But at least you're starting. Part of my creative life is really structured (the writing job). There are defined tasks and requirements, deadlines and peer reviews. This, as it turns out, is a big boon. My productivity has gained in leaps and bounds, and my tendency to surround ideas in wreaths of ungainly decoration has been tempered, somewhat. Conversely, in my music life, while I keep a weekly schedule and often have tasks to complete, there are few guidelines for what, exactly, I need to be creating.

My best music happens when I don't think- when caution is thrown to the wind and the whirlwind starts and I feel like I wake up at the end with a song. When one of those songs is good, it can feel like some kind of benevolent spirit showed up in the studio and threw some real art onto my flash drive. Of course, when there's little control exercised on process (and that's the point), the chaff to wheat ratio can be higher, especially when outside influences (lack of sleep, long hours at work, stress) kick in.

For a long while, I was very protective of my creative outputs. Each one, from an album down to a sketch, felt sacrosanct. When time or focus wasn't available to finish one, or ten, or a hundred unpolished ideas, I began to feel like a deadbeat dad. How DARE I loose these new things on the world without so much as the courtesy to give them all of their limbs, and never call, on top of that? The weight of work left behind began to really get oppressive.

Reading Bird By Bird, just that page or two, has given me a new outlook on that chaff. I still love many of these little failed jalopies, but I no longer linger with them or allow their bulk to get in the way of more throughput. They were tools, and some of them are a fun listen now and then, but diamonds they aren't.

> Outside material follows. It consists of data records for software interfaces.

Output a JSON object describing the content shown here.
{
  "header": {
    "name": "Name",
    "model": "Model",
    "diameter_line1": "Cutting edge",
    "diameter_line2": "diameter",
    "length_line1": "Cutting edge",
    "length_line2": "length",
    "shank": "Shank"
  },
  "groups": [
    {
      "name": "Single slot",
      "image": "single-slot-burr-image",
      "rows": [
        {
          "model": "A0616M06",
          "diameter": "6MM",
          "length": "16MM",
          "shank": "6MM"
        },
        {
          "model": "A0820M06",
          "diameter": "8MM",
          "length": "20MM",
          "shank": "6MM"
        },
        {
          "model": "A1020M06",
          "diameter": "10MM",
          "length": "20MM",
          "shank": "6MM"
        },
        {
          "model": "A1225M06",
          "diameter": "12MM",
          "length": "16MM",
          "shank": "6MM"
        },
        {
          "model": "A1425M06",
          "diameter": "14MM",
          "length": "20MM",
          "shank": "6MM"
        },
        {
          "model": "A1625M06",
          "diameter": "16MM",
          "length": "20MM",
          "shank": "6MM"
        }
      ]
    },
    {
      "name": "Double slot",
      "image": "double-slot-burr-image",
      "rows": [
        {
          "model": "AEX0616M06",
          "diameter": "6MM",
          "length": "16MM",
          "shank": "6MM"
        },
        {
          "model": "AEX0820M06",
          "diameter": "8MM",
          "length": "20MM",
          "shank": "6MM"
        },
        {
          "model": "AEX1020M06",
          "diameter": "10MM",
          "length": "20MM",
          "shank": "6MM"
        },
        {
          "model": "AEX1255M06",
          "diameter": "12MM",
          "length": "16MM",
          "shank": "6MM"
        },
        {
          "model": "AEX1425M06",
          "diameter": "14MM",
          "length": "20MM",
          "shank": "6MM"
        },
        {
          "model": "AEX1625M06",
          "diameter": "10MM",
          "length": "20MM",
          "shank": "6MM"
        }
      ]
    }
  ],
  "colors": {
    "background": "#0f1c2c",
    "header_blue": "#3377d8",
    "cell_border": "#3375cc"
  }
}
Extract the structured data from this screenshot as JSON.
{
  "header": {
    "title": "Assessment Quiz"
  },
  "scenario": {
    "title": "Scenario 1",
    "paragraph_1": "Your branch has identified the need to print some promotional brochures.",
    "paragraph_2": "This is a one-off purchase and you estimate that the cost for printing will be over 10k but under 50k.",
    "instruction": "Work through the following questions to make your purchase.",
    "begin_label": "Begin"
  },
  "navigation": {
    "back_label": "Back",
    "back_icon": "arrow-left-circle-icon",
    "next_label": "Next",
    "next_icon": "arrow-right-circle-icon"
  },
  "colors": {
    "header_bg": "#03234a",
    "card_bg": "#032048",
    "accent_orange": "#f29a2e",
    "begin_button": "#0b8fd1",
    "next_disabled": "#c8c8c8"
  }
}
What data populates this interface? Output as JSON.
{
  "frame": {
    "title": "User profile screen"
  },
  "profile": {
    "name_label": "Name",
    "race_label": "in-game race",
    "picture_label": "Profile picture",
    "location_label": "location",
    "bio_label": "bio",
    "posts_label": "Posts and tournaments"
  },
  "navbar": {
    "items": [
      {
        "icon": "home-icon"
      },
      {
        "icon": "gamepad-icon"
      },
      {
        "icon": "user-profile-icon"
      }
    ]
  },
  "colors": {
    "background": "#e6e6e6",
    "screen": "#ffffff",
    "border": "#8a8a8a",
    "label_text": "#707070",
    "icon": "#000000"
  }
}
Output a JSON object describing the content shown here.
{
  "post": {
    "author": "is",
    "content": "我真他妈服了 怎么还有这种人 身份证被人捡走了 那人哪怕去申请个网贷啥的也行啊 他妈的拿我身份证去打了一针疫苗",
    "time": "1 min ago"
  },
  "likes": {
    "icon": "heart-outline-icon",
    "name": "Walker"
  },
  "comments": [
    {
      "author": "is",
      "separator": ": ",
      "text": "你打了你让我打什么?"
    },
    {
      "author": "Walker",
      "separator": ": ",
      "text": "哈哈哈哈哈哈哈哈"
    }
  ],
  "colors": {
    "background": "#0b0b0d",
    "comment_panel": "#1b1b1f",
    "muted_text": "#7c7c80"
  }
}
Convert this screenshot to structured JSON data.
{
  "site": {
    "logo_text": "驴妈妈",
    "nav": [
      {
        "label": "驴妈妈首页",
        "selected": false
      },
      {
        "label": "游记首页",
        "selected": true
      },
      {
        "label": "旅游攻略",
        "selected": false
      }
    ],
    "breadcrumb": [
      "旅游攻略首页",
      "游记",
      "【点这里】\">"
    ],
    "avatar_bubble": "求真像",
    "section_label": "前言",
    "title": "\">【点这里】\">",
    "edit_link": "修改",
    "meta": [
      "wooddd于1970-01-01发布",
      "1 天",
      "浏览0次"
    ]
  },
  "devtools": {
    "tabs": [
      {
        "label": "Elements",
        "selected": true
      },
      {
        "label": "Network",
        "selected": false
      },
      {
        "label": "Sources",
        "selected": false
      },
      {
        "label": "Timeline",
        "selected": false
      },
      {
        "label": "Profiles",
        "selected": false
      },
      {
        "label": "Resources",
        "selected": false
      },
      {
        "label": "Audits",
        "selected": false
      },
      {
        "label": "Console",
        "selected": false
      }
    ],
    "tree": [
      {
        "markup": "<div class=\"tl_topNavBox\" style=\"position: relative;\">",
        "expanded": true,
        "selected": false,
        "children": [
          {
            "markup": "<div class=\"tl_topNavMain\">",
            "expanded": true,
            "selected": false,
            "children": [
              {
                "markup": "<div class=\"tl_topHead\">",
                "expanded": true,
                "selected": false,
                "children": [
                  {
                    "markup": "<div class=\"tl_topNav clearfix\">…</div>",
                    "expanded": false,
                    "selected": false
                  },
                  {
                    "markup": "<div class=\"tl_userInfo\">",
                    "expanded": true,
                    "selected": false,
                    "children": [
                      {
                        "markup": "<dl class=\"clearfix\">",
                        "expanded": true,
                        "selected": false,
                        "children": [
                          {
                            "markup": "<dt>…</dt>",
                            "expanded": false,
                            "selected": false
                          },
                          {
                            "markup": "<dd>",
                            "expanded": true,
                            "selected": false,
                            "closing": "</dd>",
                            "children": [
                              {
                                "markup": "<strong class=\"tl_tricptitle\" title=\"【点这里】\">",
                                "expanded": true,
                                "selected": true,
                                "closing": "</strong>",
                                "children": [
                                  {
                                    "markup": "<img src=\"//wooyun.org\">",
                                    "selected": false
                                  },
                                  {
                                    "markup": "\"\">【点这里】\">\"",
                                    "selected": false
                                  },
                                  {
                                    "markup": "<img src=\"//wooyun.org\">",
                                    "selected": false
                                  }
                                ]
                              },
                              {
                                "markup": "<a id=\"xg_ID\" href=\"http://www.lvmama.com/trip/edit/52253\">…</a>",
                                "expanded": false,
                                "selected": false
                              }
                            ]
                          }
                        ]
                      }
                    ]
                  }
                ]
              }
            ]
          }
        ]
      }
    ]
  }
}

So, we must persevere, onward and upward, hand in hand with the fittest ideas- and a tip of the hat to the brave but lesser ones that were selected out of the pool. Regular creative throughput tips the scales in your advantage, keeps the bearings smooth, and quells fear, letting you, once again, surprise yourself. Breathe.